Using windows or glazed roofs as photovoltaic (PV) to make electricity makes a lot of sense; it means the glass is doing three jobs at once: keeping out wind and rain, controlling heat flow and making power. Obviously care needs to be given to aspect and location, and at this stage it is still relatively expensive. Mushroom fibre boards and insulation Mushrooms in buildings are usually a sign of serious problems, but here is a horizon material that will change that. The mycelium fibres have some amazing properties, and current R&D is working on making those practical for building boards and also for insulation. It will probably be more than five years before we see this in local production.
Mushroom fibre boards and insulation

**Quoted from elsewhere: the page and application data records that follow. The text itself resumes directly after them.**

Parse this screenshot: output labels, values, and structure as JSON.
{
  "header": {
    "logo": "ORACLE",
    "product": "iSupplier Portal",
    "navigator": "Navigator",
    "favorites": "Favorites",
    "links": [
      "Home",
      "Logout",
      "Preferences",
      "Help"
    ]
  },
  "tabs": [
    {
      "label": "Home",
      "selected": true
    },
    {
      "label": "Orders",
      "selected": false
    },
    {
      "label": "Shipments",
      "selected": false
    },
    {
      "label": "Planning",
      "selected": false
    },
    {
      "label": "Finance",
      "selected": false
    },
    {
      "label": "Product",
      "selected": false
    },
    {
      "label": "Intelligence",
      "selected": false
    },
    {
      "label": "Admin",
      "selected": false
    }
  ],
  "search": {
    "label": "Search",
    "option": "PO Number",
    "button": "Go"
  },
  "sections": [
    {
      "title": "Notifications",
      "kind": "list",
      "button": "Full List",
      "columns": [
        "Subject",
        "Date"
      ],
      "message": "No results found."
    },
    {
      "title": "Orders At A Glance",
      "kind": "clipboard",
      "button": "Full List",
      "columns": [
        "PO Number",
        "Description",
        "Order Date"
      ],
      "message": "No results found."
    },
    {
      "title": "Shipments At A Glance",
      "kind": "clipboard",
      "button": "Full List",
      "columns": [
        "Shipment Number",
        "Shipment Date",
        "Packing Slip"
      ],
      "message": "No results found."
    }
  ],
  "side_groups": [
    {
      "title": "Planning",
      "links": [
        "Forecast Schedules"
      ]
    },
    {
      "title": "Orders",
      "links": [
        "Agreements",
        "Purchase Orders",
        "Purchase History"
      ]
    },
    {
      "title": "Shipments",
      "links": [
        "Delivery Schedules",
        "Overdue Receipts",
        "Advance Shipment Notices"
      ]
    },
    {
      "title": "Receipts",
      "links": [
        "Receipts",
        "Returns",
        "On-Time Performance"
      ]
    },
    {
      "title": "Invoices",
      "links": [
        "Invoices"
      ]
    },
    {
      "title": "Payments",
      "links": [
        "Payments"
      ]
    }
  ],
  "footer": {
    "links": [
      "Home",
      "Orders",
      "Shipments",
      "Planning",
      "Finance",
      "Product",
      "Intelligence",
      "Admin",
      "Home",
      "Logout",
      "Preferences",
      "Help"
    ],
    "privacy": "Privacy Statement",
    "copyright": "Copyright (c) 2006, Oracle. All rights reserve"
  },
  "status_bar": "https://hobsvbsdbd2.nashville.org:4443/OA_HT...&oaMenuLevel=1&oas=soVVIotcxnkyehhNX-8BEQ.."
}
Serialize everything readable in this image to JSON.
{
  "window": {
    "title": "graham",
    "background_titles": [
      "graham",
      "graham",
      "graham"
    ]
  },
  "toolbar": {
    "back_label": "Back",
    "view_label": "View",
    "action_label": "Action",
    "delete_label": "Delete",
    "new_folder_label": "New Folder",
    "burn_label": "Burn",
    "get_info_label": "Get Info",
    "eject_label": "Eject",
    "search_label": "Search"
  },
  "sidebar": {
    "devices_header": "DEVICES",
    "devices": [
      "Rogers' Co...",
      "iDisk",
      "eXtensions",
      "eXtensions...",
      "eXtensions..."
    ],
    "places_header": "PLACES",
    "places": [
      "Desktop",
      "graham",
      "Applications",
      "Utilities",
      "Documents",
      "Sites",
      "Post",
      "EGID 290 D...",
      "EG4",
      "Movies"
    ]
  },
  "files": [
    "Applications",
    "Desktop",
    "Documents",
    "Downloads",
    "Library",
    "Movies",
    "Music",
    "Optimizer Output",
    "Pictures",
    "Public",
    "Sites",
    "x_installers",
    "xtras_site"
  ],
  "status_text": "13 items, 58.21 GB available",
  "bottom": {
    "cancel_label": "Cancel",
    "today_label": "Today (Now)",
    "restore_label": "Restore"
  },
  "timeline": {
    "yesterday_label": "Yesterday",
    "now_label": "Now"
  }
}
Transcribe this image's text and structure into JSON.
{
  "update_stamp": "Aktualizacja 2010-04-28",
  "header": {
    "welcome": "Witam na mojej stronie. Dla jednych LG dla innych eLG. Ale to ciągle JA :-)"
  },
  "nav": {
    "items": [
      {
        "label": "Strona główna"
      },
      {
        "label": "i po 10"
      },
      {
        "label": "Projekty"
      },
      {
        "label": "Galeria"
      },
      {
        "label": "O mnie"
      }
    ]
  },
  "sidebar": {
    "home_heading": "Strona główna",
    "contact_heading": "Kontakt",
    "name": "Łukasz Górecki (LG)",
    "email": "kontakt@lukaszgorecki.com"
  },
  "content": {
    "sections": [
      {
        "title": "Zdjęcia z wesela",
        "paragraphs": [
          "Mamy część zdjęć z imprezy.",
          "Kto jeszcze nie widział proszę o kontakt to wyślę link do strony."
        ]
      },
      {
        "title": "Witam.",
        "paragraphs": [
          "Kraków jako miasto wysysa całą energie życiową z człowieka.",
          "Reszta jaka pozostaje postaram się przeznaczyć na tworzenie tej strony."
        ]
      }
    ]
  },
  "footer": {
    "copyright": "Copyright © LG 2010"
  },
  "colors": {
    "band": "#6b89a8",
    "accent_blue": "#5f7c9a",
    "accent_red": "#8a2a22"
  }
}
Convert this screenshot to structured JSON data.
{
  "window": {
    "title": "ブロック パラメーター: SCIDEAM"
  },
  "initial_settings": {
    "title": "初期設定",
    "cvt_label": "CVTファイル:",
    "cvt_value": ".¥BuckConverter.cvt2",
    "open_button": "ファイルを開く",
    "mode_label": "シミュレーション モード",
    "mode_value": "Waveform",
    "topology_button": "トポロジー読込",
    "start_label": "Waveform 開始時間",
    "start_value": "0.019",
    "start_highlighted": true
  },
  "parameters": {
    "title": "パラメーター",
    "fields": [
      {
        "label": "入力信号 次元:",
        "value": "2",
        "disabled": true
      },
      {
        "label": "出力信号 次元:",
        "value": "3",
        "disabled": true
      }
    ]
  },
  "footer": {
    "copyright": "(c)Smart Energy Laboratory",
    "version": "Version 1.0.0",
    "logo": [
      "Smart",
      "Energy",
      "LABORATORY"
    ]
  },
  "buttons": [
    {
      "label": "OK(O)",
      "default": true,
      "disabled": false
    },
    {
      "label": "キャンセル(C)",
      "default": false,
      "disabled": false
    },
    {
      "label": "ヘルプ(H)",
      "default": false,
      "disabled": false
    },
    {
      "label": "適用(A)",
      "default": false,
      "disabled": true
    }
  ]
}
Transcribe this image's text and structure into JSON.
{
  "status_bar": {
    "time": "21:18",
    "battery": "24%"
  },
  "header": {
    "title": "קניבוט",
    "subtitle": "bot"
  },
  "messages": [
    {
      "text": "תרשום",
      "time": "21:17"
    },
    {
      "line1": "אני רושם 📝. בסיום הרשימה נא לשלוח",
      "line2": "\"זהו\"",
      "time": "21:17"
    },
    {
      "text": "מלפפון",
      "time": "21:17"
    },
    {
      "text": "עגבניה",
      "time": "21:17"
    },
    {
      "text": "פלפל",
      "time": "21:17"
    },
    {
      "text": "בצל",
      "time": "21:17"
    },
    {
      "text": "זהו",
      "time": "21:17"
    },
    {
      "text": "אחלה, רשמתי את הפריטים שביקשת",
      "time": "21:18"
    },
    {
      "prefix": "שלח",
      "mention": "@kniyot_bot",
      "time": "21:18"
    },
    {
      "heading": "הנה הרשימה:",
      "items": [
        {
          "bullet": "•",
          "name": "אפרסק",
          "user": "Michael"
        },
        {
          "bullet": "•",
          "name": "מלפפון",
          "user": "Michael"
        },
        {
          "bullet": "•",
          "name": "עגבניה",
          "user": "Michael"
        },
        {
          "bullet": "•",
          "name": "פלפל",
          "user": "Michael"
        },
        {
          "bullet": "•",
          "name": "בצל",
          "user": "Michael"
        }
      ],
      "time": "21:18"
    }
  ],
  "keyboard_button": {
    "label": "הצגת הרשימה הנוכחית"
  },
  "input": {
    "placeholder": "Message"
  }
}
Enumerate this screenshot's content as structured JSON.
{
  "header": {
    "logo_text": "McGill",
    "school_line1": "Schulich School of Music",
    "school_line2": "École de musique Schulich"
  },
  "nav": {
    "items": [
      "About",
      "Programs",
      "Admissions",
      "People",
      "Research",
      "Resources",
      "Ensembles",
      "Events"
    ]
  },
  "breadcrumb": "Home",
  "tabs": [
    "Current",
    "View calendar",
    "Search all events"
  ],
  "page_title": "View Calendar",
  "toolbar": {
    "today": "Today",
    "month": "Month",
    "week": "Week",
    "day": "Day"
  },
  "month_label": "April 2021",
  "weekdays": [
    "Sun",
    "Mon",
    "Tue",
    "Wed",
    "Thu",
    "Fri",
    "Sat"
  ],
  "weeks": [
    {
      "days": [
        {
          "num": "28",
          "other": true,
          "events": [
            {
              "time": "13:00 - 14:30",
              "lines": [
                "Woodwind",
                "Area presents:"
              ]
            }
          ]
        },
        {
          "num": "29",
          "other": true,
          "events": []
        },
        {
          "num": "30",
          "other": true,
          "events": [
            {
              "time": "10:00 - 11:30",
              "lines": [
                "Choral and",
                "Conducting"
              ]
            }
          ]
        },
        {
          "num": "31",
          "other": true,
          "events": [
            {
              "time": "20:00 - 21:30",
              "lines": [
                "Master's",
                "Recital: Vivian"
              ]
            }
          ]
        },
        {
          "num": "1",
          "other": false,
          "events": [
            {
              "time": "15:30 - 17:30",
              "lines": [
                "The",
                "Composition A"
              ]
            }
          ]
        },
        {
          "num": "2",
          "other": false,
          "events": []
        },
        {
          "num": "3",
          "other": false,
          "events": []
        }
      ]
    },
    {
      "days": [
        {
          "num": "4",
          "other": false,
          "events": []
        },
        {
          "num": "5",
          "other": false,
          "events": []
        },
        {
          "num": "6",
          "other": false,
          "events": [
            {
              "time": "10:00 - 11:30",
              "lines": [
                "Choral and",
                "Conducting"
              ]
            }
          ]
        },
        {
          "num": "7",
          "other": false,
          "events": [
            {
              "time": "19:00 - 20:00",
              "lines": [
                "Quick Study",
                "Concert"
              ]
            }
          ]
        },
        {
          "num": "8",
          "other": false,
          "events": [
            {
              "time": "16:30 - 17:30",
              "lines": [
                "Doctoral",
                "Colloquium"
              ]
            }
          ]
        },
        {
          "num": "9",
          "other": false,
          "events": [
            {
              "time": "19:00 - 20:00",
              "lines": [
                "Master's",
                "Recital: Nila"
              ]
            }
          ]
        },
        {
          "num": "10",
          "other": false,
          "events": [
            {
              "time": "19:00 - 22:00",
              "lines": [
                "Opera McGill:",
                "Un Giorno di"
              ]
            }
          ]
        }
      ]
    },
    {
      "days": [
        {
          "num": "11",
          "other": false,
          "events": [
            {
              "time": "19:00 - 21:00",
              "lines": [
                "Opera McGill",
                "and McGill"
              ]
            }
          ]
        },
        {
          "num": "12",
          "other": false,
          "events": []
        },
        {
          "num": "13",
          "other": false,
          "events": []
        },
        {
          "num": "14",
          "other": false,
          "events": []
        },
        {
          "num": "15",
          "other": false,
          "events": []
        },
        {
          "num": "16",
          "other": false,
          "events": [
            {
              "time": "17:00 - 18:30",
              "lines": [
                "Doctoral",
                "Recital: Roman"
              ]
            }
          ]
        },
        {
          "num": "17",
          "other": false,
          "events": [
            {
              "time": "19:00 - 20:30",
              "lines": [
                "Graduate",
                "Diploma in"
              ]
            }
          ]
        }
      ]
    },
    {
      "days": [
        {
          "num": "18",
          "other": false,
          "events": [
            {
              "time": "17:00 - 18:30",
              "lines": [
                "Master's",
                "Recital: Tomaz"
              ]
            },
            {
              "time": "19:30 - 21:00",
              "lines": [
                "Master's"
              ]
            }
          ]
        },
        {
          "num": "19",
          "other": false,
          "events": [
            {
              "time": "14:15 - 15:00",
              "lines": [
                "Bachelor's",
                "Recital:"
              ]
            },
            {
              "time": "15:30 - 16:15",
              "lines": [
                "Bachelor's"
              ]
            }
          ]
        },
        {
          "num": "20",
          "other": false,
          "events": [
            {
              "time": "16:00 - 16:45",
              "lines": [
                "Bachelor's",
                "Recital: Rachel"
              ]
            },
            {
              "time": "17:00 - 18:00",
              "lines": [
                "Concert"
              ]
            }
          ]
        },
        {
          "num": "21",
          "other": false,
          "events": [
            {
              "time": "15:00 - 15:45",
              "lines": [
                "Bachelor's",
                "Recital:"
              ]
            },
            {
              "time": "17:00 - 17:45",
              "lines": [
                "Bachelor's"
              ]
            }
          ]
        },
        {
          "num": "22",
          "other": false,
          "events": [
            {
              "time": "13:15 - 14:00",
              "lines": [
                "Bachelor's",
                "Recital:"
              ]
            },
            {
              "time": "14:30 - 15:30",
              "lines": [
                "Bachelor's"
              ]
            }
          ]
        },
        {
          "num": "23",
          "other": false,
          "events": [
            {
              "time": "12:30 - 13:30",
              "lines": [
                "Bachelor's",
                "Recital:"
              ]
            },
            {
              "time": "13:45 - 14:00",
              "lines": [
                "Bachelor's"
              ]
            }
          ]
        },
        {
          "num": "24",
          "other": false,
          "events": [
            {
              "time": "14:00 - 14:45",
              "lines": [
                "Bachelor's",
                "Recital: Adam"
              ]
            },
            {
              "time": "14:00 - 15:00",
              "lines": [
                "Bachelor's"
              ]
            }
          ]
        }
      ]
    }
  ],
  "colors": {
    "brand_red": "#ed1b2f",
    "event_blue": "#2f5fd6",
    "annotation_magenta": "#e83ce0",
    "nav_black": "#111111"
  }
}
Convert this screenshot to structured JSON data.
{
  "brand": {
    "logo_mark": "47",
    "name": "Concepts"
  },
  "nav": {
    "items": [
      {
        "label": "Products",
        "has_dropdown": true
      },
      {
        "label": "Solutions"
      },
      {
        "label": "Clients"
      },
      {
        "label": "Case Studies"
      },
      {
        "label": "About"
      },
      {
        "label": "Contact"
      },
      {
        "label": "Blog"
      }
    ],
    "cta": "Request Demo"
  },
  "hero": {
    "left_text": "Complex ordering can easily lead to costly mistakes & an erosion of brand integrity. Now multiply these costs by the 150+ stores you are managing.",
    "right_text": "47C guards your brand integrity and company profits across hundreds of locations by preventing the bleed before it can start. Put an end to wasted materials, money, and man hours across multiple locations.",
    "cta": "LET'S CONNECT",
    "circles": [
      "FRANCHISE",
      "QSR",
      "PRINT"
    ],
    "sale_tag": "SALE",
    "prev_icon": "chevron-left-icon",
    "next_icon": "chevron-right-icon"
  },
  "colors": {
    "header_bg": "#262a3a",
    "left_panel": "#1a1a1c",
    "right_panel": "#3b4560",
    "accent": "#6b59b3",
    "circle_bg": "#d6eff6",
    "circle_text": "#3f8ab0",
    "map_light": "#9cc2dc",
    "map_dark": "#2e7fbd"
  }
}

Mushrooms in buildings are usually a sign of serious problems, but here is a horizon material that will change that. The mycelium fibres have some amazing properties, and current R&D is working on making those practical for building boards and also for insulation. It will probably be more than five years before we see this in local production.
Usually an irritating waste product on site, it has many potential uses. Hyne Timber (amongst others) use it to fire their timber drying kilns. Timbercrete blocks contain 65% sawdust by volume, resulting in a useful dynamic mix of insulation and thermal mass. But it has found a higher value end use as aggregate supplement in concrete.
Essentially 3D printing on a whole-building scale, contour crafting is being pioneered by Dr Khoshnev at the University of Southern California. It enables whole buildings to be ‘printed’ in many different materials, on site, in high speed, with infinitely variable designs and finishes. It therefore offers the potential for truly site-responsive ‘local’ designs, colours and textures, while also providing good thermal performance and affordability. Site access constraints need to be considered.
Celluform - 'Zeoform'
Celluform is a process whereby cellulose at its most elemental level is combined with water to reform into any shape or design. ‘Zeoform’ is a patented proprietary process that does this to make a huge variety of products, including doors and joinery, furniture – almost anything. The formula duplicates nature’s ‘glue-free’ process where cellulose fibres stick together in water, to make a moulding material that sets as strong as ebony. Cellulose is the most common organic compound on Earth, contained in one third of all plant matter (cotton 90 percent, wood 50 percent, hemp 75 percent). Henry Ford built a hemp-bodied car in the 1940s using a primitive version of the same technology, and hemp is once again proving to be a raw material of choice. Zeoform can be sprayed, poured, moulded, pressed or shaped into flat, curved, cylindrical or spherical forms. Forms are then dried, worked, finished and coated to create beautiful and functional products and objects of all kinds. It can be coloured, stained, or blended with substrates. Virtually any surface and texture can be formed to create unique aesthetics and can also be formed to provide additional specific functional properties. The material is extremely versatile once it has been formed and has dried solid. Standard tools can be used to machine it. Natural or synthetic coatings can also be applied. Revolutionary surface treatments provide opportunities like programmable surfaces, UV protection, heat dissipation, water absorbing or water repelling, etc.
More about this article
This content in this article was taken from the book "How to rethink building materials" which can be purchased online as a hard copy or soft copy.